> EXERCISE DIRECTIONS: All of the data should be copied exactly, with the pictures left out.
(Beginning of DATA EXCERPTS)
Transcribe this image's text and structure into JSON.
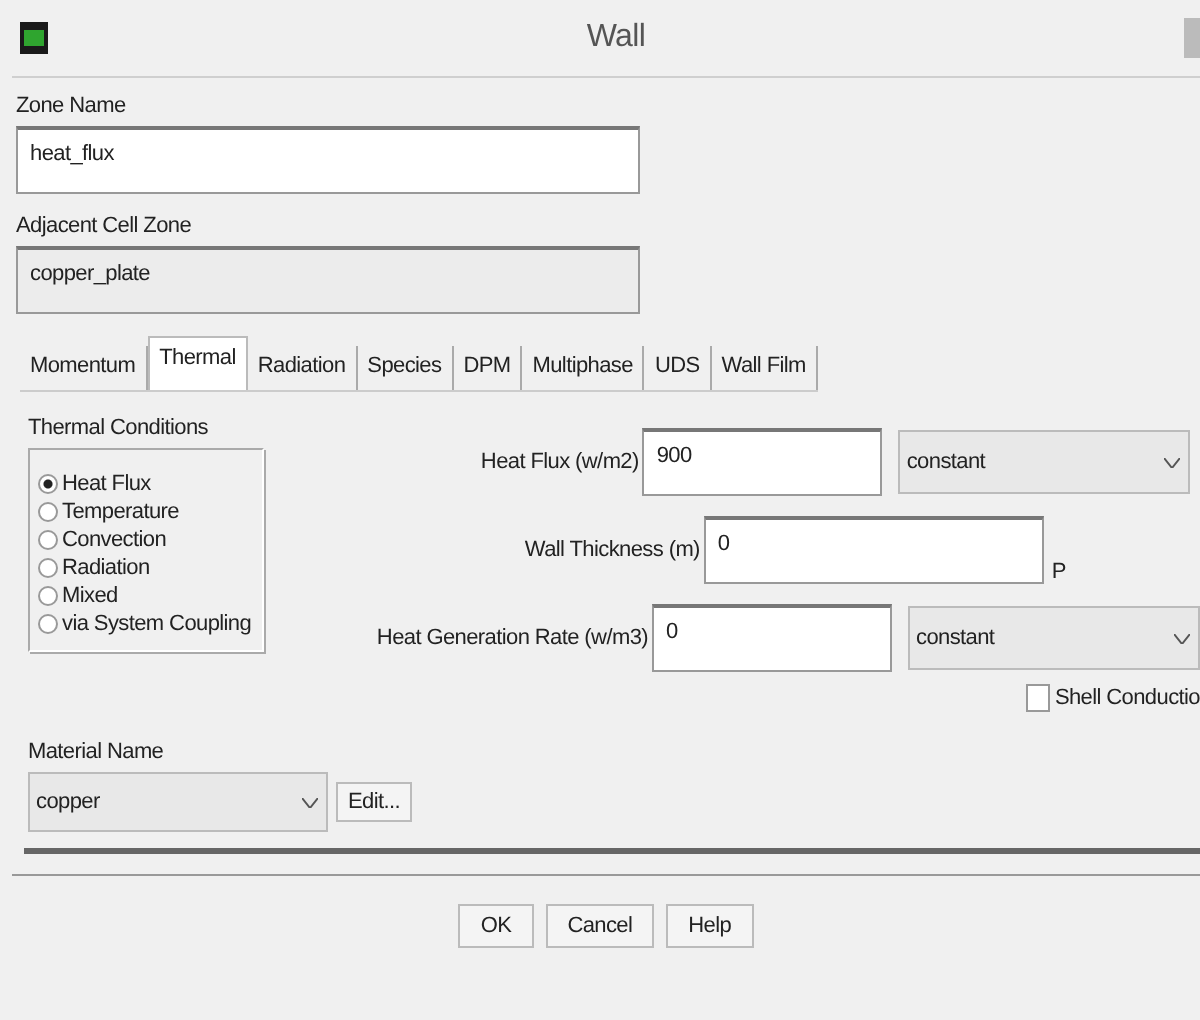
{
  "window": {
    "title": "Wall"
  },
  "zone_name": {
    "label": "Zone Name",
    "value": "heat_flux"
  },
  "adjacent_cell_zone": {
    "label": "Adjacent Cell Zone",
    "value": "copper_plate"
  },
  "tabs": [
    {
      "label": "Momentum",
      "selected": false
    },
    {
      "label": "Thermal",
      "selected": true
    },
    {
      "label": "Radiation",
      "selected": false
    },
    {
      "label": "Species",
      "selected": false
    },
    {
      "label": "DPM",
      "selected": false
    },
    {
      "label": "Multiphase",
      "selected": false
    },
    {
      "label": "UDS",
      "selected": false
    },
    {
      "label": "Wall Film",
      "selected": false
    }
  ],
  "thermal_conditions": {
    "label": "Thermal Conditions",
    "options": [
      {
        "label": "Heat Flux",
        "selected": true
      },
      {
        "label": "Temperature",
        "selected": false
      },
      {
        "label": "Convection",
        "selected": false
      },
      {
        "label": "Radiation",
        "selected": false
      },
      {
        "label": "Mixed",
        "selected": false
      },
      {
        "label": "via System Coupling",
        "selected": false
      }
    ]
  },
  "heat_flux": {
    "label": "Heat Flux (w/m2)",
    "value": "900",
    "method": "constant"
  },
  "wall_thickness": {
    "label": "Wall Thickness (m)",
    "value": "0",
    "unit_cut": "P"
  },
  "heat_generation_rate": {
    "label": "Heat Generation Rate (w/m3)",
    "value": "0",
    "method": "constant"
  },
  "shell_conduction": {
    "label": "Shell Conductio",
    "checked": false
  },
  "material_name": {
    "label": "Material Name",
    "value": "copper",
    "edit_button": "Edit..."
  },
  "buttons": [
    "OK",
    "Cancel",
    "Help"
  ]
}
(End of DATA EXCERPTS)
> EXERCISE SOLUTION:
Transcribe this image's text and structure into JSON.
{
  "window": {
    "title": "Wall"
  },
  "zone_name": {
    "label": "Zone Name",
    "value": "heat_flux"
  },
  "adjacent_cell_zone": {
    "label": "Adjacent Cell Zone",
    "value": "copper_plate"
  },
  "tabs": [
    {
      "label": "Momentum",
      "selected": false
    },
    {
      "label": "Thermal",
      "selected": true
    },
    {
      "label": "Radiation",
      "selected": false
    },
    {
      "label": "Species",
      "selected": false
    },
    {
      "label": "DPM",
      "selected": false
    },
    {
      "label": "Multiphase",
      "selected": false
    },
    {
      "label": "UDS",
      "selected": false
    },
    {
      "label": "Wall Film",
      "selected": false
    }
  ],
  "thermal_conditions": {
    "label": "Thermal Conditions",
    "options": [
      {
        "label": "Heat Flux",
        "selected": true
      },
      {
        "label": "Temperature",
        "selected": false
      },
      {
        "label": "Convection",
        "selected": false
      },
      {
        "label": "Radiation",
        "selected": false
      },
      {
        "label": "Mixed",
        "selected": false
      },
      {
        "label": "via System Coupling",
        "selected": false
      }
    ]
  },
  "heat_flux": {
    "label": "Heat Flux (w/m2)",
    "value": "900",
    "method": "constant"
  },
  "wall_thickness": {
    "label": "Wall Thickness (m)",
    "value": "0",
    "unit_cut": "P"
  },
  "heat_generation_rate": {
    "label": "Heat Generation Rate (w/m3)",
    "value": "0",
    "method": "constant"
  },
  "shell_conduction": {
    "label": "Shell Conductio",
    "checked": false
  },
  "material_name": {
    "label": "Material Name",
    "value": "copper",
    "edit_button": "Edit..."
  },
  "buttons": [
    "OK",
    "Cancel",
    "Help"
  ]
}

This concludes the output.